That's why it's important to develop a "neutralizer."
"A good approach when reading these reviews is to build a mechanism of not taking it personally. You need a neutralizer. Strip off the personal stuff and get to the nuts and bolts," said Dan Simons, partner at the Farmers Restaurant Group. "It's important to not be defensive, but rather how to be prepared and respond."
Simons, along with Adele Cehrs, CEO and founder of Epic PR Group, and attorney David Wachen, shared some tips on how to be prepared for online attacks during a National Restaurant Association webinar presentation Wednesday.
Top 10 online complaints
Simons broke down the top 10 online complaints about restaurants, which include:
- Something was wrong with the service
- Something was wrong with the food
- You suck because ...
- It was too expensive/too little food for too much money
- It wasn't worth the (___)
- I can't ____ and you didn't support me
- I felt ____ by your employee
- It was so loud I couldn't hear myself eat
- I saw a ___ in my food
"Since social media gets into hot topics, you get really specific complaints," he said. "And you wonder who has time to write such a long review. But those Yelpers are really valuable to your business."
Murky legal territory
Although you may feel defamed if a negative online comment is posted to a busy site, that doesn't necessarily mean you have a viable legal case against the poster. Wachen said there are a lot of grey areas when it comes to online speech and very few lawsuits brought on by a business have been successful.
He suggests adopting a social media policy that makes it clear who is supposed to speak for the company and who is not. Also, if a news organization has picked up a story based on negative posts, don't ever say "no comment."
"The piece is going to run anyway, so you may as well have a voice in the article," Cehrs added.
Wachen said that if suing is not the best option, there are other avenues to take. Getting your attorney on board early and perhaps issuing a cease and desist letter are two such resolutions.
"Suing is usually the last choice and often we don't get there because it's difficult to win cases with protected opinion versus defamation. If someone calls your service 'lousy,' you can't prove that. It's an opinion," he said.
If negative comments really spiral out of control, a business can be faced with, what Cehrs calls, a SPIKE moment — Sudden Point of Interest that Kicks up Exposure.
"SPIKES are when the whole world stops and everyone starts paying attention to your brand," she said, pointing to examples such as Amy's Bakery and Susan G. Komen. "You can't prepare for everything. What you can prepare for is where you're the most vulnerable, and you get that information from online reviews."

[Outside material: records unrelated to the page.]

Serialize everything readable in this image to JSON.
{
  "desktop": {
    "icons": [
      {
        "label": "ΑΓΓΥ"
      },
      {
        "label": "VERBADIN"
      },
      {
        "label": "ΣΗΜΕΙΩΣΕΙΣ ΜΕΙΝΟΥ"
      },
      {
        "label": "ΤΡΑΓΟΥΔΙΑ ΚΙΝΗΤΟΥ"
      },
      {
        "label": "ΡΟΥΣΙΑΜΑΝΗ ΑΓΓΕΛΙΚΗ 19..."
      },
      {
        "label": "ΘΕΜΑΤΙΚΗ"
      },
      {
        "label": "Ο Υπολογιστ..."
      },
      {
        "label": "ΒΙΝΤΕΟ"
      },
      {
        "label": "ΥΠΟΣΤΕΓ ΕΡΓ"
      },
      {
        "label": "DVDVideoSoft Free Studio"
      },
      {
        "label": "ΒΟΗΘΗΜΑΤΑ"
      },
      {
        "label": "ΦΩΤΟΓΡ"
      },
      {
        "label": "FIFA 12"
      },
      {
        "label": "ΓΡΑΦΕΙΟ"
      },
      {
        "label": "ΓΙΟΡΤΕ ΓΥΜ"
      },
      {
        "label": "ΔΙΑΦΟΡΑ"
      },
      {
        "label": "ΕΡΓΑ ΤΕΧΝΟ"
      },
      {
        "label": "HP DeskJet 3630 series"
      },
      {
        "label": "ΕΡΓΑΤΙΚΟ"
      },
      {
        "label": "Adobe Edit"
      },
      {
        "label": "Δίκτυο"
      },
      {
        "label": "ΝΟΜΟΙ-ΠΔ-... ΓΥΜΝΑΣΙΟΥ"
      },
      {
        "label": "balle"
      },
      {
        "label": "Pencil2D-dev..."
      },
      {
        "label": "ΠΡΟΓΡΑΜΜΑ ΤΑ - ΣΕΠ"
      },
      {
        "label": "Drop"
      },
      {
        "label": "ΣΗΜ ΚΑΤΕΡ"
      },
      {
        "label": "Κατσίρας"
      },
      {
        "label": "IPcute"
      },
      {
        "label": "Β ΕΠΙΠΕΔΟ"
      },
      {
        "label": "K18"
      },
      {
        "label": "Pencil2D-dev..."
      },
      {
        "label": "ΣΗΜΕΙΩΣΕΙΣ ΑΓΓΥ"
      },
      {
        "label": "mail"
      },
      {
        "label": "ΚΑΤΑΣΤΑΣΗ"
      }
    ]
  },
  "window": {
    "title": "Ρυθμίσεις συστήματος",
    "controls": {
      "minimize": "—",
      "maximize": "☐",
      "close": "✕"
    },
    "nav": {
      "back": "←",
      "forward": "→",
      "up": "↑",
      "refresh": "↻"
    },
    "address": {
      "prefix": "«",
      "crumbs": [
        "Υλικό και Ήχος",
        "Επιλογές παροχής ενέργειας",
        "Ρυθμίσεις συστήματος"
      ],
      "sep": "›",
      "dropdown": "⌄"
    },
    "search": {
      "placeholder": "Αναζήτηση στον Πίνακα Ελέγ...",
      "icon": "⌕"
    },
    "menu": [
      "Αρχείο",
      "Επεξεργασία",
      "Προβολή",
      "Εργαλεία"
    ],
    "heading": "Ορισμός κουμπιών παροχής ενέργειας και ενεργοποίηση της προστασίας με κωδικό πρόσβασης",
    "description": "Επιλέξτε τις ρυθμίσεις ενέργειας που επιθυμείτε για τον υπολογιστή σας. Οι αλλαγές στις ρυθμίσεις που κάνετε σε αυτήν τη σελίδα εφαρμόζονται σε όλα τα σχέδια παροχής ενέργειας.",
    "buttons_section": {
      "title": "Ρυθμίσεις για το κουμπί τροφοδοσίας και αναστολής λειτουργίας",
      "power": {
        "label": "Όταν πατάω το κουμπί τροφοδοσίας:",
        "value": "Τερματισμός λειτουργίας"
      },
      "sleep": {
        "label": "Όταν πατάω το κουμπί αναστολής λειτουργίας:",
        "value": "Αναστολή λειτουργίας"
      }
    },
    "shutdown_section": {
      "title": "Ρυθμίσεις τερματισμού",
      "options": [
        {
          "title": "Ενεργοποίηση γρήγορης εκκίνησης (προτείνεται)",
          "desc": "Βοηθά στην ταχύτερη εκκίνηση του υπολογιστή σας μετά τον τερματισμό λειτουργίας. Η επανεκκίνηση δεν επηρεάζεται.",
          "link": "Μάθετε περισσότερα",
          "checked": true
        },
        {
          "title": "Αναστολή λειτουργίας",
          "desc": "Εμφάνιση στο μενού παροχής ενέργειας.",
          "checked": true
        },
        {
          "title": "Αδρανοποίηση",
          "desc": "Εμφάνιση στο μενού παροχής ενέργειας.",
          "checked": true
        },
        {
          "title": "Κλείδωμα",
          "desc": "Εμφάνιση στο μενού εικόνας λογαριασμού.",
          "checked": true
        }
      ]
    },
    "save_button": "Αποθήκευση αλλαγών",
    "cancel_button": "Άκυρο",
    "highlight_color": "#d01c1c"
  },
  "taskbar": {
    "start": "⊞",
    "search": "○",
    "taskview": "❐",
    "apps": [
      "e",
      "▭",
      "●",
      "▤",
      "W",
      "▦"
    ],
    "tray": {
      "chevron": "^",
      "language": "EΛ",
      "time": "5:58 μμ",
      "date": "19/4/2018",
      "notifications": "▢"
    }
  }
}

To take advantage of that information, be sure to avoid spending too much time hashing out why the negative comments are unfair. Cehrs said time wasted having such a conversation would be better spent responding and resolving the issue.
Also, gather all of the information so you know exactly what's going on, and assign a person of action to respond on your company's behalf.
Importantly, hire someone to monitor online chatter about your brand.
"If you tell me it's not in your budget to hire another person, I will tell you that you can't afford not to," Simons said. "Whether you have one, 50 or 1,000 restaurants, this is scalable."
The person in charge of navigating the conversations should also be tasked with responding quickly.
"People like it when someone engages them. They may start off angry, but that will turn around so fast if you respond to them directly," Simons said. "You want to drive the momentum."
Here are 10 suggestions from the panelists on how to be best prepared when inundated with negative online posts/comments or reviews.
- Complaints should be resolved with a quick, personal response. "Denying that it happened is wrong. Take responsibility," Cehrs said.
- Make your response public. "Tell them you want to meet with them. Put that out there so that everyone reads it. And do it fast. If you are the 75th comment, you're dead," Simons added.
- In today's digital world, online visits should be treated as significantly as table visits. It is valuable paradigm to handle negative online comments in the same way you would handle a negative comment at the table, Simons added.
- Get out in front of the issue. Use Google alerts, monitor Yelp's business owner section, etc. "Know these tools and have your radar out there," Simons said.
- Determine your voice. Train employees to have a uniform voice. This may take time but it's worth it.
- Establish your guidelines. "Ours is every response is customized," Simons said. "Get engaged."
- Drop the review through your neutralizer filter and don't get defensive. "Coming out strongly against the original critique can sometimes make the problem worse," Wachen said.
- Before drafting a social media policy for your staff, consult your lawyer to ensure the policy is legally valid and will achieve your goals without violating the National Labor Relations Act.
- Check to see if complaints are happening in patterns. "Sometimes complaints can tell you where you are weakest from a customer service perspective," Cehrs said.
- Finally, answer as specifically as possible and only use positive tone/words/language. If they persist with negativity, Cehrs said take the conversation offline by suggesting they call you directly. "You don't want to have a public debate," she said.
Photo provided by Wikimedia.
Alicia has been a professional journalist for 15 years. Her work with FastCasual.com, QSRweb.com and PizzaMarketplace.com has been featured in publications around the world, including NPR, Good Morning America, Voice of Russia radio, Consumerist.com and Franchise Asia magazine.